  2. I also use WPAD, and I have an old XBox, and a Nintendo Wii, and a bunch of other devices that might need to go out unfiltered and/or unauthenticated: I just give them always the same IP Address thru RESERVATIONS in DHCP, and I let those IP out. All the rest in the dynamic IP range (=my kids and my wife’s PCs) are allowed to go out for a few protocols, and have authenticated/filtered HTTP access (kids only have a whitelist of "allowed" sites… :-))

    I am using virtual adapters for a sort of "DMZ", where I keep TEST machines that are in separate domains and don’t have anything to do with "production" 🙂 … so I can still send them out for WindowsUpdate, but they don’t send crap (even just browser elections or any enumeration of stuff) out to my real internal net.

  3. Tristan K says:

    Gotcha, good solution. My ISA Server is an optional web proxy, I just point Auto Detect clients at it through WPAD (I have an Xbox 360 on the network, so I don’t want any port filtering to happen at the ISA box for that).

    That said… I’m thinking I might put Forefront TMG on the host for general filtering and firewalling (or just WS2008 R2), and use the virtualized adapters to provide a dedicated "passthrough" router for the Xbox.

  4. I had not spotted that registry hack, months ago when I built my hyperV home setup…. therefore I have DHCP installed on the ISA Server virtual machine I always keep turned on, only bound to the "internal" NIC… the HyperV host has two NICs, but effectively communicated to the Internet THRU the virtualized ISA on the one that is "internal"… the other one is used for the ISA to go to the router, but the host does not use it.

  5. Rick says:

    I just bought a Q8300 as it was on the Intel list posted as having VT.. http://www.intel.com/products/processor_number/chart/core2quad.htm
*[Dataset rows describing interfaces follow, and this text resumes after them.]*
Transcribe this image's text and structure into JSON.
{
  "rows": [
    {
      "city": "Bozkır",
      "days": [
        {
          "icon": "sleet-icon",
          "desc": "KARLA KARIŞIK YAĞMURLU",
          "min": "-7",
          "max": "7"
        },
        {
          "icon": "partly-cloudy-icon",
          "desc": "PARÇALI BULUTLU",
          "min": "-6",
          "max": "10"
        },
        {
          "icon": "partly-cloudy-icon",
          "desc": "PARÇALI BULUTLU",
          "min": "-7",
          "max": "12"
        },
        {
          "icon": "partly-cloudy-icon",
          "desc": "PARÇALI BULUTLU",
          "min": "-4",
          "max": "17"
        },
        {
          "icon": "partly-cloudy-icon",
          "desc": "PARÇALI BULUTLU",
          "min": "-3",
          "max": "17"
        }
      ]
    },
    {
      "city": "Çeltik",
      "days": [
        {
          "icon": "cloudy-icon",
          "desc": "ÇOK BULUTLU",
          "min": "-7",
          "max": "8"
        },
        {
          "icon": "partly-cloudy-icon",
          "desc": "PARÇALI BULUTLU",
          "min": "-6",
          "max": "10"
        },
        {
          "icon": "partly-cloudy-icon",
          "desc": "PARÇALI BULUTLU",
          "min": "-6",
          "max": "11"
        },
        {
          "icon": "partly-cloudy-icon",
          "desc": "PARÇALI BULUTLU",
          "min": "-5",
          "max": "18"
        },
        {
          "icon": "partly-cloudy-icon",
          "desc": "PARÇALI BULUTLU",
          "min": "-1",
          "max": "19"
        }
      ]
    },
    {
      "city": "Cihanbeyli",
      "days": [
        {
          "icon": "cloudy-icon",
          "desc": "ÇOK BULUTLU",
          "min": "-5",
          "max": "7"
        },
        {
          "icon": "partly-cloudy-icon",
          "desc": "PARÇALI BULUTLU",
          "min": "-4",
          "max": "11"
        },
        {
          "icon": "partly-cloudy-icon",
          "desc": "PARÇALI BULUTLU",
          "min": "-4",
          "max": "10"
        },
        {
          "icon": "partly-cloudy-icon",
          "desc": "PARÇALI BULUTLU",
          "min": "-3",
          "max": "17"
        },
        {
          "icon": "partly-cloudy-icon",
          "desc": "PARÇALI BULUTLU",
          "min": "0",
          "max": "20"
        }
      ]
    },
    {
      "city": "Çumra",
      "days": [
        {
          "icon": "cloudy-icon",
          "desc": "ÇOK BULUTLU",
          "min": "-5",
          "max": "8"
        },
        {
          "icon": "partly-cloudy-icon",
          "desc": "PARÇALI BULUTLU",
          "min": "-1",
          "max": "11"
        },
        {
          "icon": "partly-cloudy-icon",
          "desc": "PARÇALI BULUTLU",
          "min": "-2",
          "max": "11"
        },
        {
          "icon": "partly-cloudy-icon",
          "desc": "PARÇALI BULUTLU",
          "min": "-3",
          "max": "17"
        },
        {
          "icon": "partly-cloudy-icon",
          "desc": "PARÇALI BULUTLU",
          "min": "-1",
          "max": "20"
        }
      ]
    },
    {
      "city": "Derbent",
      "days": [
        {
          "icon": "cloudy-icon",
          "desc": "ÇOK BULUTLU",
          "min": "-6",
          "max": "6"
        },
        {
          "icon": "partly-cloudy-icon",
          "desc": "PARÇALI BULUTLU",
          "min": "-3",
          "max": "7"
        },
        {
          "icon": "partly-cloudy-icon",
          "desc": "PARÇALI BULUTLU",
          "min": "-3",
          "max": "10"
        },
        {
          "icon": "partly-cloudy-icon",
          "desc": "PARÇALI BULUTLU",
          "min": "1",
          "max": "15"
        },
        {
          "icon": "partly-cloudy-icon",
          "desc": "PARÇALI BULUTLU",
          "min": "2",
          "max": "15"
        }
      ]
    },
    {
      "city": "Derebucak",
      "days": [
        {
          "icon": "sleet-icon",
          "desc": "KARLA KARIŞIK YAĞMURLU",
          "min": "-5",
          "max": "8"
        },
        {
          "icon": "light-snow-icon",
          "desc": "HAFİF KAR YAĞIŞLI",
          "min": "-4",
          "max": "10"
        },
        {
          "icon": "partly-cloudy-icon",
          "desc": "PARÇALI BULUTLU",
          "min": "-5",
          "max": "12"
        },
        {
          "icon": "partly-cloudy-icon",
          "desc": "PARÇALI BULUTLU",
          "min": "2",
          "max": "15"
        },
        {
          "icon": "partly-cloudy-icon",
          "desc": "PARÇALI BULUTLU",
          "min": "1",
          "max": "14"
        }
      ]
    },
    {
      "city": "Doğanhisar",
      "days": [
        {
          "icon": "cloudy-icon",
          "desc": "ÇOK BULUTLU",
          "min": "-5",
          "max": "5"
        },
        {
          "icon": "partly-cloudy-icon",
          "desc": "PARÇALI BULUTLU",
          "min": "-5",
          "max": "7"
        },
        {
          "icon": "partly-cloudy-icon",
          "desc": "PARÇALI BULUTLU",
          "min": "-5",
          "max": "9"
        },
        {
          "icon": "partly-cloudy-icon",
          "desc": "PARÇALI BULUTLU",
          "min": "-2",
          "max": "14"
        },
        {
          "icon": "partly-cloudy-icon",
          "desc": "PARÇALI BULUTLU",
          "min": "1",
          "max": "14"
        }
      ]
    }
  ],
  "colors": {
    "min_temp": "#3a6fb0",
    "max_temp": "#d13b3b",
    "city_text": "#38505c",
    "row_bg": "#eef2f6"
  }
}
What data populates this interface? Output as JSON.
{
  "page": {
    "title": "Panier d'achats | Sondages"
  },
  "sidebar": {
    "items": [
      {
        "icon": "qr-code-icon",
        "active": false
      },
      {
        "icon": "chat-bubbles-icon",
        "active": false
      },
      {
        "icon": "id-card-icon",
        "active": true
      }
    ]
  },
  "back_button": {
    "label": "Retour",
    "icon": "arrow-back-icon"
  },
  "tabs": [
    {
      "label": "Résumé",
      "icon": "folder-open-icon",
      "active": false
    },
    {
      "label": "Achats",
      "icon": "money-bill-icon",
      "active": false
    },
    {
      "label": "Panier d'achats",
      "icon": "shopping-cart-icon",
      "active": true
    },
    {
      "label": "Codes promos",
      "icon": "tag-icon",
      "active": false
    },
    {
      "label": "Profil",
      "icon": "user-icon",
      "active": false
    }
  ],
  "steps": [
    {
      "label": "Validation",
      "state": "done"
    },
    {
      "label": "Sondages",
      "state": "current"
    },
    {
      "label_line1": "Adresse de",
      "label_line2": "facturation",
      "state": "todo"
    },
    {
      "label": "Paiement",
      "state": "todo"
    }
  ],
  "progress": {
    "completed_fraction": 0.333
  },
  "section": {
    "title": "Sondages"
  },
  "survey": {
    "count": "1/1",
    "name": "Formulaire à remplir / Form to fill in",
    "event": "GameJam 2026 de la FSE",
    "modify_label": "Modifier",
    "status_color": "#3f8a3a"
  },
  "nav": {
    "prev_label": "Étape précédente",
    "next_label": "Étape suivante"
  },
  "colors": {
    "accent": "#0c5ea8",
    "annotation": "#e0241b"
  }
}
    It did not work, and it appears from the following that it does not have VT! http://ark.intel.com/cpu.aspx?groupId=39107

    What a waste of money.. I only bought it to setup a hyper-v test machine!